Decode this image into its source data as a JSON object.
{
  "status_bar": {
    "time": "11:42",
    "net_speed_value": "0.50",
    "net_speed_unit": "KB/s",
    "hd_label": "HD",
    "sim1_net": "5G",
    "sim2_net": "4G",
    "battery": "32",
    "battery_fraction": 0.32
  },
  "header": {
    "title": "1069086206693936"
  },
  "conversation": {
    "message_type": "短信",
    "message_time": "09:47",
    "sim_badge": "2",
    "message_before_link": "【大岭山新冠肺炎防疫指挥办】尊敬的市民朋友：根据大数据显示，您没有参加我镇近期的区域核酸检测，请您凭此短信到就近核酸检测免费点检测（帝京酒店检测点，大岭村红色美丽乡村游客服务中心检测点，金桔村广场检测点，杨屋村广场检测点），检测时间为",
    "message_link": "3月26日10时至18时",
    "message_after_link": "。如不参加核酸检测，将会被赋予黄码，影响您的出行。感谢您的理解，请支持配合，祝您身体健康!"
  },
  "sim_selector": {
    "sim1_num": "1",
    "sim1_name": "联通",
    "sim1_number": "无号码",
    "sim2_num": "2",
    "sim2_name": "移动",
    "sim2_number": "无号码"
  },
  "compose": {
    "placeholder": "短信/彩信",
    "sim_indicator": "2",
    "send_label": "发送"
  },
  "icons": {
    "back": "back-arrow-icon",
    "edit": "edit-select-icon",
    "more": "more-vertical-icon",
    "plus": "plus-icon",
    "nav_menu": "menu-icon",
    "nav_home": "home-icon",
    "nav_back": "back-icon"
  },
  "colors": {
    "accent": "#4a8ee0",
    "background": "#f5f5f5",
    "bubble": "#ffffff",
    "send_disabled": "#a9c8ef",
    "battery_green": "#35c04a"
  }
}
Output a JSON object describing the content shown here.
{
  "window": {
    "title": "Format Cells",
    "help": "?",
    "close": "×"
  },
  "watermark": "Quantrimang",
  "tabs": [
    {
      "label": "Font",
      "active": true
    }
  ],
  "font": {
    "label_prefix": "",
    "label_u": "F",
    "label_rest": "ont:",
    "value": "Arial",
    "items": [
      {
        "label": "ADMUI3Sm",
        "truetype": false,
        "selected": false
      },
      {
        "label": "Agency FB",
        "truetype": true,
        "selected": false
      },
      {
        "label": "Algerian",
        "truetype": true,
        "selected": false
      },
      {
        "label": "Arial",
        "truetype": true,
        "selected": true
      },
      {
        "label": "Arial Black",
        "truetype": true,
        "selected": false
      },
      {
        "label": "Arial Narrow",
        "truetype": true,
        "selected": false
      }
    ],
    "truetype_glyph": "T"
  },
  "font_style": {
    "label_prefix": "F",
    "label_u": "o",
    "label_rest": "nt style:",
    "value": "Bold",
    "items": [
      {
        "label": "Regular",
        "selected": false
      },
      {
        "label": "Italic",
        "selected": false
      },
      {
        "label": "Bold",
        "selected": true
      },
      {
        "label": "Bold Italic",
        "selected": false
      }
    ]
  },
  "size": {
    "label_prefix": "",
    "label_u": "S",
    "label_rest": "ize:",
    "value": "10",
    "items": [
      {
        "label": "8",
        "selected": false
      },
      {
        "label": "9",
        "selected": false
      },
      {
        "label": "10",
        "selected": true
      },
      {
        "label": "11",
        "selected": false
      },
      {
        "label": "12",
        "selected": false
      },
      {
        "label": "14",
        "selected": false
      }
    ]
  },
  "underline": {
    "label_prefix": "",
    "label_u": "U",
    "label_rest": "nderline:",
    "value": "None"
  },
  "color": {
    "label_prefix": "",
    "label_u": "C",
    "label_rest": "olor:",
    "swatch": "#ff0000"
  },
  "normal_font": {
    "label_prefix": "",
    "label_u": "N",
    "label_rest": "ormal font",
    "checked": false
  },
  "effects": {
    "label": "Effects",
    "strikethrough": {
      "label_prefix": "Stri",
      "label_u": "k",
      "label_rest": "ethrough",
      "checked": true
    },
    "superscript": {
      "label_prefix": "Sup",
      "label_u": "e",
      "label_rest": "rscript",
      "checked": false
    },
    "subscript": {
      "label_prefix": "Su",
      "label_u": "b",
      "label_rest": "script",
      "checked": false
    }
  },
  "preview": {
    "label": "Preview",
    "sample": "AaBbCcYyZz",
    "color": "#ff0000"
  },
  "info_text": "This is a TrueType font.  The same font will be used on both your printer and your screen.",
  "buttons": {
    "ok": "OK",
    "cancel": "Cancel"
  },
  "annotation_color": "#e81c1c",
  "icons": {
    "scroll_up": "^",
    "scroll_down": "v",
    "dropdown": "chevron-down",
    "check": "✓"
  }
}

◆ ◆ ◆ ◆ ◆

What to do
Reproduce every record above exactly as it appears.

Reply
Decode this image into its source data as a JSON object.
{
  "status_bar": {
    "time": "11:42",
    "net_speed_value": "0.50",
    "net_speed_unit": "KB/s",
    "hd_label": "HD",
    "sim1_net": "5G",
    "sim2_net": "4G",
    "battery": "32",
    "battery_fraction": 0.32
  },
  "header": {
    "title": "1069086206693936"
  },
  "conversation": {
    "message_type": "短信",
    "message_time": "09:47",
    "sim_badge": "2",
    "message_before_link": "【大岭山新冠肺炎防疫指挥办】尊敬的市民朋友：根据大数据显示，您没有参加我镇近期的区域核酸检测，请您凭此短信到就近核酸检测免费点检测（帝京酒店检测点，大岭村红色美丽乡村游客服务中心检测点，金桔村广场检测点，杨屋村广场检测点），检测时间为",
    "message_link": "3月26日10时至18时",
    "message_after_link": "。如不参加核酸检测，将会被赋予黄码，影响您的出行。感谢您的理解，请支持配合，祝您身体健康!"
  },
  "sim_selector": {
    "sim1_num": "1",
    "sim1_name": "联通",
    "sim1_number": "无号码",
    "sim2_num": "2",
    "sim2_name": "移动",
    "sim2_number": "无号码"
  },
  "compose": {
    "placeholder": "短信/彩信",
    "sim_indicator": "2",
    "send_label": "发送"
  },
  "icons": {
    "back": "back-arrow-icon",
    "edit": "edit-select-icon",
    "more": "more-vertical-icon",
    "plus": "plus-icon",
    "nav_menu": "menu-icon",
    "nav_home": "home-icon",
    "nav_back": "back-icon"
  },
  "colors": {
    "accent": "#4a8ee0",
    "background": "#f5f5f5",
    "bubble": "#ffffff",
    "send_disabled": "#a9c8ef",
    "battery_green": "#35c04a"
  }
}
Output a JSON object describing the content shown here.
{
  "window": {
    "title": "Format Cells",
    "help": "?",
    "close": "×"
  },
  "watermark": "Quantrimang",
  "tabs": [
    {
      "label": "Font",
      "active": true
    }
  ],
  "font": {
    "label_prefix": "",
    "label_u": "F",
    "label_rest": "ont:",
    "value": "Arial",
    "items": [
      {
        "label": "ADMUI3Sm",
        "truetype": false,
        "selected": false
      },
      {
        "label": "Agency FB",
        "truetype": true,
        "selected": false
      },
      {
        "label": "Algerian",
        "truetype": true,
        "selected": false
      },
      {
        "label": "Arial",
        "truetype": true,
        "selected": true
      },
      {
        "label": "Arial Black",
        "truetype": true,
        "selected": false
      },
      {
        "label": "Arial Narrow",
        "truetype": true,
        "selected": false
      }
    ],
    "truetype_glyph": "T"
  },
  "font_style": {
    "label_prefix": "F",
    "label_u": "o",
    "label_rest": "nt style:",
    "value": "Bold",
    "items": [
      {
        "label": "Regular",
        "selected": false
      },
      {
        "label": "Italic",
        "selected": false
      },
      {
        "label": "Bold",
        "selected": true
      },
      {
        "label": "Bold Italic",
        "selected": false
      }
    ]
  },
  "size": {
    "label_prefix": "",
    "label_u": "S",
    "label_rest": "ize:",
    "value": "10",
    "items": [
      {
        "label": "8",
        "selected": false
      },
      {
        "label": "9",
        "selected": false
      },
      {
        "label": "10",
        "selected": true
      },
      {
        "label": "11",
        "selected": false
      },
      {
        "label": "12",
        "selected": false
      },
      {
        "label": "14",
        "selected": false
      }
    ]
  },
  "underline": {
    "label_prefix": "",
    "label_u": "U",
    "label_rest": "nderline:",
    "value": "None"
  },
  "color": {
    "label_prefix": "",
    "label_u": "C",
    "label_rest": "olor:",
    "swatch": "#ff0000"
  },
  "normal_font": {
    "label_prefix": "",
    "label_u": "N",
    "label_rest": "ormal font",
    "checked": false
  },
  "effects": {
    "label": "Effects",
    "strikethrough": {
      "label_prefix": "Stri",
      "label_u": "k",
      "label_rest": "ethrough",
      "checked": true
    },
    "superscript": {
      "label_prefix": "Sup",
      "label_u": "e",
      "label_rest": "rscript",
      "checked": false
    },
    "subscript": {
      "label_prefix": "Su",
      "label_u": "b",
      "label_rest": "script",
      "checked": false
    }
  },
  "preview": {
    "label": "Preview",
    "sample": "AaBbCcYyZz",
    "color": "#ff0000"
  },
  "info_text": "This is a TrueType font.  The same font will be used on both your printer and your screen.",
  "buttons": {
    "ok": "OK",
    "cancel": "Cancel"
  },
  "annotation_color": "#e81c1c",
  "icons": {
    "scroll_up": "^",
    "scroll_down": "v",
    "dropdown": "chevron-down",
    "check": "✓"
  }
}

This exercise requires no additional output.